* Task instructions *
Whenever a line in the data below includes the string "from", copy it out.

* Source records *
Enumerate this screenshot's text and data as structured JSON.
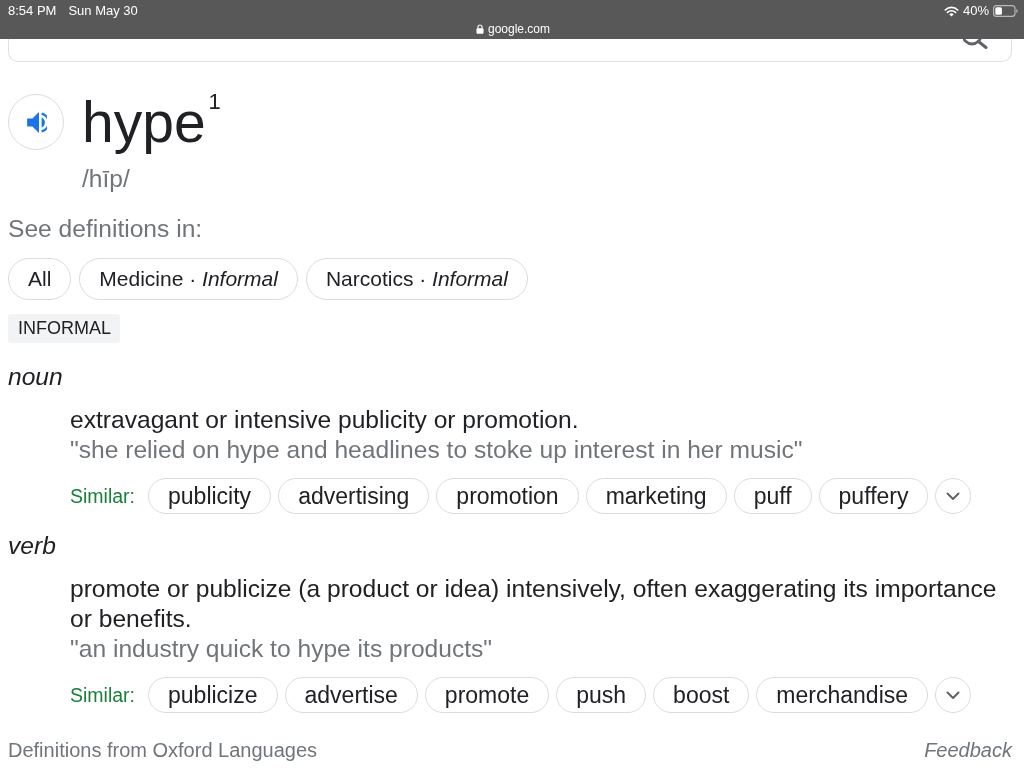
{
  "status_bar": {
    "time": "8:54 PM",
    "date": "Sun May 30",
    "url": "google.com",
    "battery": "40%"
  },
  "entry": {
    "word": "hype$^{1}$",
    "pronunciation": "/hīp/"
  },
  "see_definitions": {
    "label": "See definitions in:",
    "chips": [
      "All",
      "Medicine · *Informal*",
      "Narcotics · *Informal*"
    ]
  },
  "register": "INFORMAL",
  "senses": [
    {
      "part_of_speech": "noun",
      "definition": "extravagant or intensive publicity or promotion.",
      "example": "\"she relied on hype and headlines to stoke up interest in her music\"",
      "similar_label": "Similar:",
      "similar": [
        "publicity",
        "advertising",
        "promotion",
        "marketing",
        "puff",
        "puffery"
      ]
    },
    {
      "part_of_speech": "verb",
      "definition": "promote or publicize (a product or idea) intensively, often exaggerating its importance or benefits.",
      "example": "\"an industry quick to hype its products\"",
      "similar_label": "Similar:",
      "similar": [
        "publicize",
        "advertise",
        "promote",
        "push",
        "boost",
        "merchandise"
      ]
    }
  ],
  "footer": {
    "source": "Definitions from Oxford Languages",
    "feedback": "Feedback"
  }
}
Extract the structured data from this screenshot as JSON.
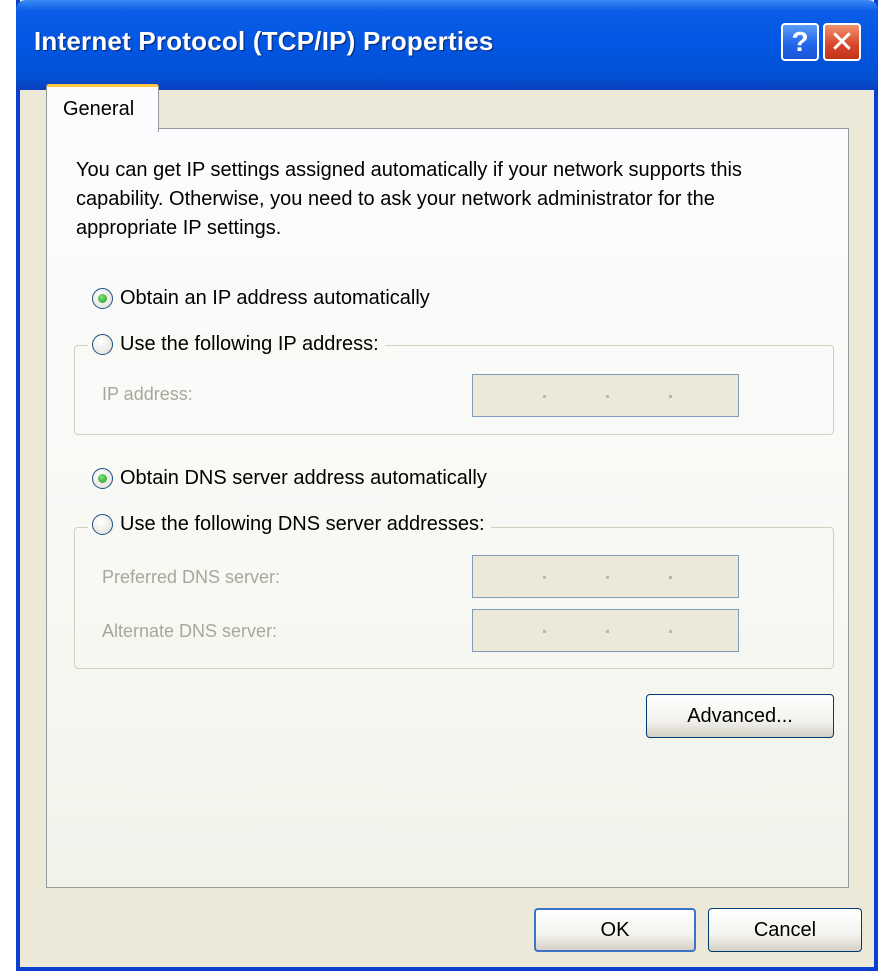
{
  "window": {
    "title": "Internet Protocol (TCP/IP) Properties",
    "help_symbol": "?",
    "close_symbol": "✕"
  },
  "tabs": [
    {
      "label": "General",
      "selected": true
    }
  ],
  "intro_text": "You can get IP settings assigned automatically if your network supports this capability. Otherwise, you need to ask your network administrator for the appropriate IP settings.",
  "ip_section": {
    "auto_option": {
      "label": "Obtain an IP address automatically",
      "checked": true
    },
    "manual_option": {
      "label": "Use the following IP address:",
      "checked": false
    },
    "ip_address_label": "IP address:",
    "ip_address_value": ""
  },
  "dns_section": {
    "auto_option": {
      "label": "Obtain DNS server address automatically",
      "checked": true
    },
    "manual_option": {
      "label": "Use the following DNS server addresses:",
      "checked": false
    },
    "preferred_label": "Preferred DNS server:",
    "preferred_value": "",
    "alternate_label": "Alternate DNS server:",
    "alternate_value": ""
  },
  "buttons": {
    "advanced": "Advanced...",
    "ok": "OK",
    "cancel": "Cancel"
  },
  "colors": {
    "titlebar": "#0256e2",
    "dialog_bg": "#ece9d8",
    "tab_highlight": "#ffc83c",
    "radio_checked": "#1e9a1a",
    "close_button": "#d8452a"
  },
  "icons": {
    "help": "help-icon",
    "close": "close-icon"
  }
}
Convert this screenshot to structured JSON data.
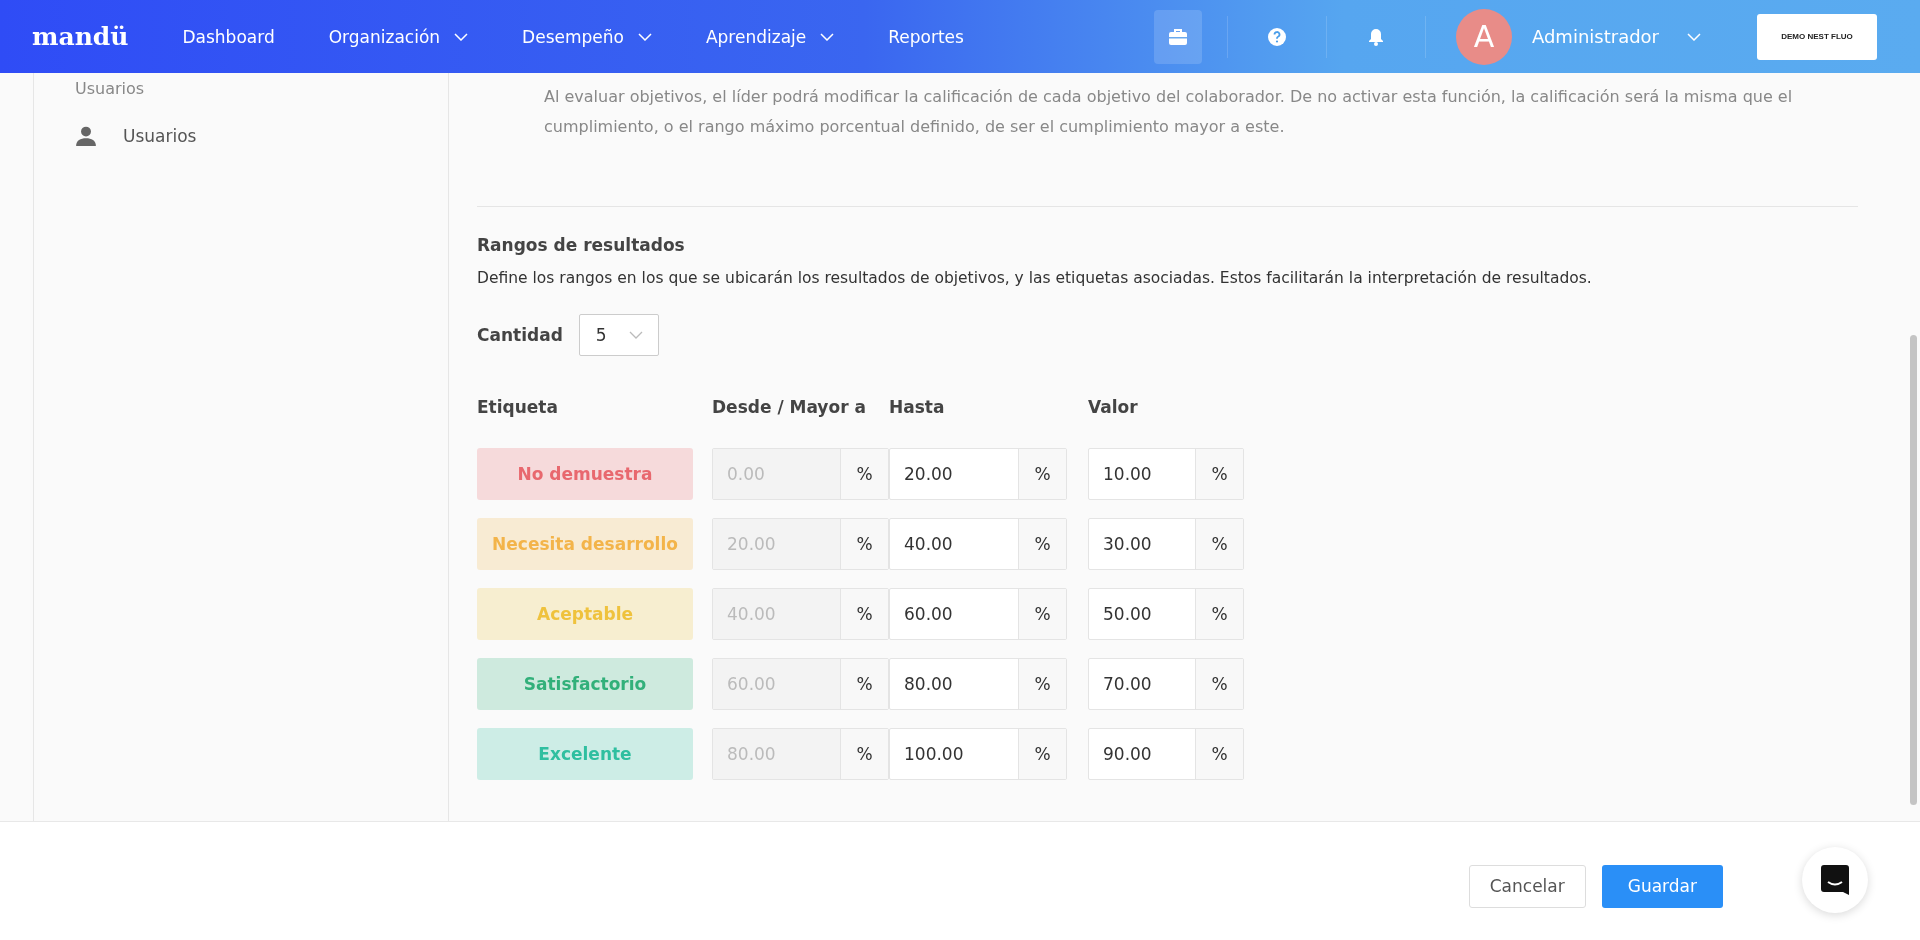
{
  "nav": {
    "logo": "mandü",
    "items": [
      {
        "label": "Dashboard",
        "dropdown": false
      },
      {
        "label": "Organización",
        "dropdown": true
      },
      {
        "label": "Desempeño",
        "dropdown": true
      },
      {
        "label": "Aprendizaje",
        "dropdown": true
      },
      {
        "label": "Reportes",
        "dropdown": false
      }
    ],
    "user": {
      "initial": "A",
      "name": "Administrador"
    },
    "company_button": "DEMO NEST FLUO"
  },
  "sidebar": {
    "heading": "Usuarios",
    "items": [
      {
        "label": "Usuarios"
      }
    ]
  },
  "rating_option": {
    "description": "Al evaluar objetivos, el líder podrá modificar la calificación de cada objetivo del colaborador. De no activar esta función, la calificación será la misma que el cumplimiento, o el rango máximo porcentual definido, de ser el cumplimiento mayor a este."
  },
  "ranges": {
    "title": "Rangos de resultados",
    "description": "Define los rangos en los que se ubicarán los resultados de objetivos, y las etiquetas asociadas. Estos facilitarán la interpretación de resultados.",
    "quantity_label": "Cantidad",
    "quantity": "5",
    "columns": [
      "Etiqueta",
      "Desde / Mayor a",
      "Hasta",
      "Valor"
    ],
    "rows": [
      {
        "label": "No demuestra",
        "color": "#e8686e",
        "from": "0.00",
        "to": "20.00",
        "value": "10.00",
        "unit": "%"
      },
      {
        "label": "Necesita desarrollo",
        "color": "#f3b44a",
        "from": "20.00",
        "to": "40.00",
        "value": "30.00",
        "unit": "%"
      },
      {
        "label": "Aceptable",
        "color": "#efc23d",
        "from": "40.00",
        "to": "60.00",
        "value": "50.00",
        "unit": "%"
      },
      {
        "label": "Satisfactorio",
        "color": "#32b07a",
        "from": "60.00",
        "to": "80.00",
        "value": "70.00",
        "unit": "%"
      },
      {
        "label": "Excelente",
        "color": "#2fbfa0",
        "from": "80.00",
        "to": "100.00",
        "value": "90.00",
        "unit": "%"
      }
    ]
  },
  "footer": {
    "buttons": [
      {
        "label": "Cancelar",
        "kind": "secondary"
      },
      {
        "label": "Guardar",
        "kind": "primary"
      }
    ]
  }
}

* Answer for this exercise *
    "source": "Definitions from Oxford Languages",
Extract the structured data from this screenshot as JSON.
        "from": "0.00",
        "from": "20.00",
        "from": "40.00",
        "from": "60.00",
        "from": "80.00",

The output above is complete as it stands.